Erik Westerberg was 5 years old when he first saw a large oil tank standing next to a neighbor’s barn in his rural hometown in northern Sweden. “I started dreaming of a submarine,” he remembers. “I wanted so badly to see what was down there.”
The underwater world still calls to him, but the construction itself is now the biggest driving force. “When I first started building, I looked around for information, but there wasn’t a lot out there, since submarines are mostly classified as military. So I gave up. I decided to build it completely from my own imagination and common sense.”
For the past two years Westerberg, 26, has spent more than 2,400 hours, apart from his day job as a freelance mechanic, building his submarine. He had to invent a special device to bend the 30-millimeter, matte-finish sheet metal for his 6-meter-long hull. He used 200 kilos of filler metals in welding, and thought out all the tiniest details — from the Volvo seat and racer steering wheel down to the smallest, well-oiled mechanical bearing.
Now finished, the submarine weighs 8.7 metric tons and can dive to a depth of 100 meters. Down in the dark waters of the Gulf of Bothnia, the submarine is powered by an electric motor from a lathe, giving a modest top speed of 2.5 knots.
Westerberg’s submarine is only the second civil submarine in Sweden.

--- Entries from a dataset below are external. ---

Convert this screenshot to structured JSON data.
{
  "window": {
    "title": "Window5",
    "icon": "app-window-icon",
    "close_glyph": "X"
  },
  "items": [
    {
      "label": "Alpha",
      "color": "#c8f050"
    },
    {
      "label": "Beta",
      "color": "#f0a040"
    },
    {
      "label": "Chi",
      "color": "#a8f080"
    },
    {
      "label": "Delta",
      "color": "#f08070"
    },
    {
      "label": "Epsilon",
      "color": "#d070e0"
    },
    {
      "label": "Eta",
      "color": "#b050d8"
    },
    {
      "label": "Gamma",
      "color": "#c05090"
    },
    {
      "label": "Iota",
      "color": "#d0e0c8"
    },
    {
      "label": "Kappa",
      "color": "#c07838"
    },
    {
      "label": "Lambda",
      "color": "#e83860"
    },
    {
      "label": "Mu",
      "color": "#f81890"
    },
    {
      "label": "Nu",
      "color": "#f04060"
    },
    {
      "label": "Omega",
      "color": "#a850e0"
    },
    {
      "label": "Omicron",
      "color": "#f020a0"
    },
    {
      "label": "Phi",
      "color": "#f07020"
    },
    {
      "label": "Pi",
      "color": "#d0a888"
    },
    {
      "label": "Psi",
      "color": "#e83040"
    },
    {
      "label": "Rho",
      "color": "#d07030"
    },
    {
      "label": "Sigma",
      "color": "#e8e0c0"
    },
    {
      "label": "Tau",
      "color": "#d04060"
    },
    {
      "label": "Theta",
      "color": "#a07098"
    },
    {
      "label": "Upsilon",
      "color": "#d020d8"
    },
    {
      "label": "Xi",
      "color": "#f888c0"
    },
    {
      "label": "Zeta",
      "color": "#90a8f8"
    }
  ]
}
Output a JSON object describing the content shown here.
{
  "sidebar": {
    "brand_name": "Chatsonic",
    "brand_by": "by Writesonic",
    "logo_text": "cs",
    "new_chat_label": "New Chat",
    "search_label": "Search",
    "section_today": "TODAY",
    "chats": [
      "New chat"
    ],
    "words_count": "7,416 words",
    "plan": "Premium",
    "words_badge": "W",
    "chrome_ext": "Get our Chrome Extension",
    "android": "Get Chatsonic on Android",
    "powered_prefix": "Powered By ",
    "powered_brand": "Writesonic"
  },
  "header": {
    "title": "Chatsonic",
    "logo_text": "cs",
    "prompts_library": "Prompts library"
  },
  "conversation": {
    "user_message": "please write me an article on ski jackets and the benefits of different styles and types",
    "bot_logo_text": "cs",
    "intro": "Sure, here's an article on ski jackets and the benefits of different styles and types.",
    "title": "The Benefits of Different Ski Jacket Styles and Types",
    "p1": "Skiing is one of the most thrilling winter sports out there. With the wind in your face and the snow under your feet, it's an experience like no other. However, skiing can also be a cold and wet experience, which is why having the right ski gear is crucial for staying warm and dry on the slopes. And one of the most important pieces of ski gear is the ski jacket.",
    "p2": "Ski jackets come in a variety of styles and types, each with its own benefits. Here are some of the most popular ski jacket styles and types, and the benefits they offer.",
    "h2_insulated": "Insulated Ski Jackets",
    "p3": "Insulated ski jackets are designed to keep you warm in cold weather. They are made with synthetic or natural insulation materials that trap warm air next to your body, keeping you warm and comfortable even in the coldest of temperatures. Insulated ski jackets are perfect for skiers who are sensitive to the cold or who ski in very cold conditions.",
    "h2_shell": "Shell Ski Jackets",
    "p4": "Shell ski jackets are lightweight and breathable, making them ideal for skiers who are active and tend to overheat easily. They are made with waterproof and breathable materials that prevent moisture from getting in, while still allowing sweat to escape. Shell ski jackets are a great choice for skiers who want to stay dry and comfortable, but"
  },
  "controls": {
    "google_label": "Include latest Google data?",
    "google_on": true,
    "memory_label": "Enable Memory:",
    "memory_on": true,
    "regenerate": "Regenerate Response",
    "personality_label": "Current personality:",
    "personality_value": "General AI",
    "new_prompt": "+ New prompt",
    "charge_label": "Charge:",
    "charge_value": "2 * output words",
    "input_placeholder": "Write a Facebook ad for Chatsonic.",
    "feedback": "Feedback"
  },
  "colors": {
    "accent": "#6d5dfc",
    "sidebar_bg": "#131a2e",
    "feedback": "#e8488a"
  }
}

The first was built in the 1960s by Håkan Lans, who can also claim the invention of a Neanderthal computer mouse on his list of merits.
But there are other submarines in Swedish history.
In October 1981 the Soviet submarine U137, armed with nuclear torpedoes, ran aground in the Swedish archipelago, and for many years holidaymaking Swedes, wearing Speedos and sunscreen, kept a wary eye on the horizon.
“It would be funny to put the hammer and sickle on the sub,” Westerberg says laughing. “Then there could be a little action when I’m out and about.”
Westerberg’s Submarine: makezine.com/go/eriksub